“I’m going to die,” the mountain lion says. You would hear only pitiable growls, a withered roaring, but this is what the animal’s speech amounts to. I’m going to die.
And the other one, in clear, healthy tones: “No you’re not. You’re going to pull through.”
Not cartoon mountain lions but real ones. One languishing, the other lounging, on a craggy sandstone ridge.
The sick one makes another plaintive sound, unintelligible even for mountain lions and yet intelligible, in its primal sense, to any living thing. Butterflies flutter about nearby, but the mountain lions pay no mind.
“Do you love me?” the first mountain lion asks its friend.
“Of course I love you,” the other replies. “You’re my dearest friend, my companion.”
“And you are mine,” says the first. “And in that case, you shouldn’t let me die alone.”
“I already told you,” the other says, “you’re not going to die.”
“But I am,” says the dying mountain lion, forlorn. I am.
And the friend is a little frightened now, for death is clearly, in fact, quite near.
“You won’t let us be separated, will you?” says the one, its eyes flashing wildly—as, in centuries past, the madman’s eyes would flash. They flash as if to say: “You must come with me.”
The friend shudders, pretends distraction, turns away.
Of an afternoon in early autumn it is as though the canyon is made of gold. Sweeping backdrops and painted flats for a brief, impossible opera. A long day passes just that quickly. Birds as the sun goes down sing in registers deeper than we can imagine—or apprehend—and their feathers, too, are darker, almost invisible shades.
Next morning, the mountain lion is no longer dying but dead. Its breath failed during the night, perhaps during sleep, mercifully, during a pleasantly stuporous dream. The friend is nowhere to be seen.
There is the animal’s body, alone now, still overlooking the canyon, as cliffs are said to overlook the spaces they rise above. A form among forms from this great distance, joining other forms.
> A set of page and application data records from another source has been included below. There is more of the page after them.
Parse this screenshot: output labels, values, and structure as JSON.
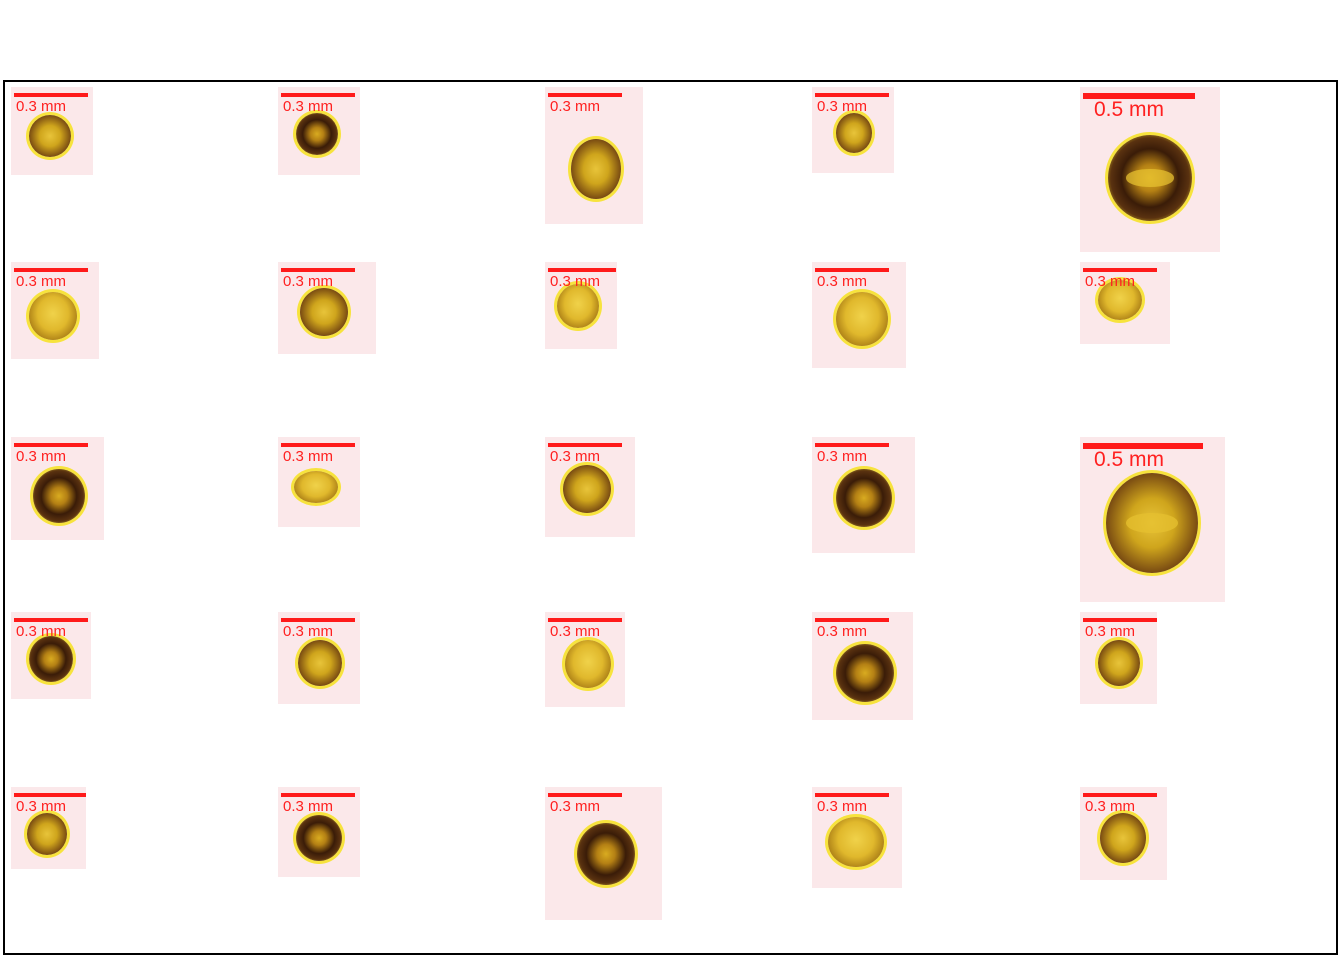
{
  "frame": {
    "border_color": "#000000",
    "tile_background": "#fbe8ea",
    "scalebar_color": "#ff1a1a"
  },
  "tiles": [
    {
      "label": "0.3 mm"
    },
    {
      "label": "0.3 mm"
    },
    {
      "label": "0.3 mm"
    },
    {
      "label": "0.3 mm"
    },
    {
      "label": "0.5 mm"
    },
    {
      "label": "0.3 mm"
    },
    {
      "label": "0.3 mm"
    },
    {
      "label": "0.3 mm"
    },
    {
      "label": "0.3 mm"
    },
    {
      "label": "0.3 mm"
    },
    {
      "label": "0.3 mm"
    },
    {
      "label": "0.3 mm"
    },
    {
      "label": "0.3 mm"
    },
    {
      "label": "0.3 mm"
    },
    {
      "label": "0.5 mm"
    },
    {
      "label": "0.3 mm"
    },
    {
      "label": "0.3 mm"
    },
    {
      "label": "0.3 mm"
    },
    {
      "label": "0.3 mm"
    },
    {
      "label": "0.3 mm"
    },
    {
      "label": "0.3 mm"
    },
    {
      "label": "0.3 mm"
    },
    {
      "label": "0.3 mm"
    },
    {
      "label": "0.3 mm"
    },
    {
      "label": "0.3 mm"
    }
  ]
}
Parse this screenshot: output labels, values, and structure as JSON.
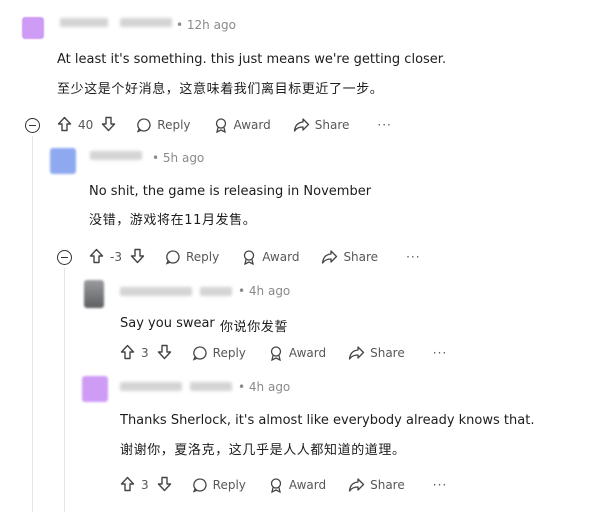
{
  "comments": [
    {
      "time": "12h ago",
      "text": "At least it's something. this just means we're getting closer.",
      "translation": "至少这是个好消息，这意味着我们离目标更近了一步。",
      "score": "40",
      "actions": {
        "reply": "Reply",
        "award": "Award",
        "share": "Share",
        "more": "···"
      }
    },
    {
      "time": "5h ago",
      "text": "No shit, the game is releasing in November",
      "translation": "没错，游戏将在11月发售。",
      "score": "-3",
      "actions": {
        "reply": "Reply",
        "award": "Award",
        "share": "Share",
        "more": "···"
      }
    },
    {
      "time": "4h ago",
      "text": "Say you swear",
      "translation": "你说你发誓",
      "score": "3",
      "actions": {
        "reply": "Reply",
        "award": "Award",
        "share": "Share",
        "more": "···"
      }
    },
    {
      "time": "4h ago",
      "text": "Thanks Sherlock, it's almost like everybody already knows that.",
      "translation": "谢谢你，夏洛克，这几乎是人人都知道的道理。",
      "score": "3",
      "actions": {
        "reply": "Reply",
        "award": "Award",
        "share": "Share",
        "more": "···"
      }
    }
  ],
  "colors": {
    "avatar_purple": "#cf9cf5",
    "avatar_blue": "#8fa9f0",
    "avatar_gray": "#6f7174",
    "text": "#1c1c1c",
    "meta": "#8a8a8a",
    "action": "#575757"
  }
}
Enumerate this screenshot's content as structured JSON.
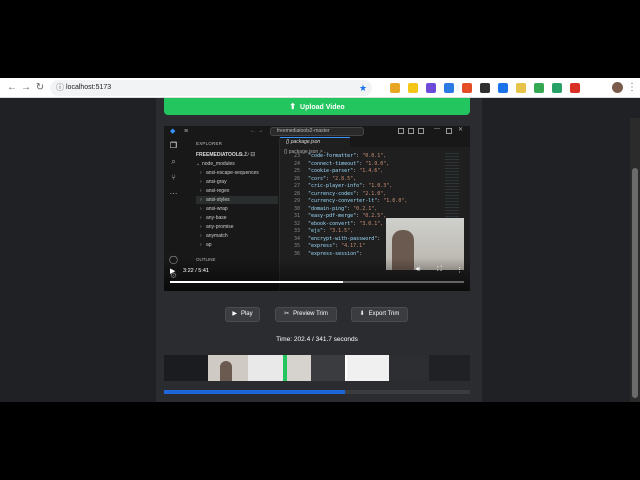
{
  "browser": {
    "url": "localhost:5173",
    "back_icon": "arrow-left-icon",
    "forward_icon": "arrow-right-icon",
    "reload_icon": "reload-icon",
    "extensions": [
      "#e8a623",
      "#f5c518",
      "#6d4bd8",
      "#2c7be5",
      "#e44d26",
      "#2f2f2f",
      "#1a73e8",
      "#e8c34a",
      "#34a853",
      "#26a269",
      "#d93025"
    ]
  },
  "app": {
    "upload_label": "Upload Video",
    "buttons": {
      "play": "Play",
      "preview": "Preview Trim",
      "export": "Export Trim"
    },
    "time_text": "Time: 202.4 / 341.7 seconds",
    "trim_progress": 0.59
  },
  "video": {
    "time_label": "3:22 / 5:41",
    "progress": 0.59,
    "vscode": {
      "search_text": "freemediatools2-master",
      "explorer_label": "EXPLORER",
      "root_label": "FREEMEDIATOOLS...",
      "outline_label": "OUTLINE",
      "tab_label": "{} package.json",
      "crumb": "{} package.json > ...",
      "tree": [
        {
          "label": "node_modules",
          "chev": "⌄"
        },
        {
          "label": "ansi-escape-sequences",
          "chev": "›"
        },
        {
          "label": "ansi-gray",
          "chev": "›"
        },
        {
          "label": "ansi-regex",
          "chev": "›"
        },
        {
          "label": "ansi-styles",
          "chev": "›"
        },
        {
          "label": "ansi-wrap",
          "chev": "›"
        },
        {
          "label": "any-base",
          "chev": "›"
        },
        {
          "label": "any-promise",
          "chev": "›"
        },
        {
          "label": "anymatch",
          "chev": "›"
        },
        {
          "label": "ap",
          "chev": "›"
        }
      ],
      "lines": [
        {
          "n": "23",
          "k": "\"code-formatter\"",
          "v": "\"0.0.1\","
        },
        {
          "n": "24",
          "k": "\"connect-timeout\"",
          "v": "\"1.9.0\","
        },
        {
          "n": "25",
          "k": "\"cookie-parser\"",
          "v": "\"1.4.6\","
        },
        {
          "n": "26",
          "k": "\"cors\"",
          "v": "\"2.8.5\","
        },
        {
          "n": "27",
          "k": "\"cric-player-info\"",
          "v": "\"1.0.3\","
        },
        {
          "n": "28",
          "k": "\"currency-codes\"",
          "v": "\"2.1.0\","
        },
        {
          "n": "29",
          "k": "\"currency-converter-lt\"",
          "v": "\"1.0.0\","
        },
        {
          "n": "30",
          "k": "\"domain-ping\"",
          "v": "\"0.2.1\","
        },
        {
          "n": "31",
          "k": "\"easy-pdf-merge\"",
          "v": "\"0.2.5\","
        },
        {
          "n": "32",
          "k": "\"ebook-convert\"",
          "v": "\"3.0.1\","
        },
        {
          "n": "33",
          "k": "\"ejs\"",
          "v": "\"3.1.5\","
        },
        {
          "n": "34",
          "k": "\"encrypt-with-password\"",
          "v": ""
        },
        {
          "n": "35",
          "k": "\"express\"",
          "v": "\"4.17.1\""
        },
        {
          "n": "36",
          "k": "\"express-session\"",
          "v": ""
        }
      ]
    }
  },
  "colors": {
    "accent_green": "#22c55e",
    "progress_blue": "#1e66d9"
  }
}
Not a body, not even a statue but a rock only, frozen and black before the rising sun.
Remember it is only a mountain lion, not a human mountain lion.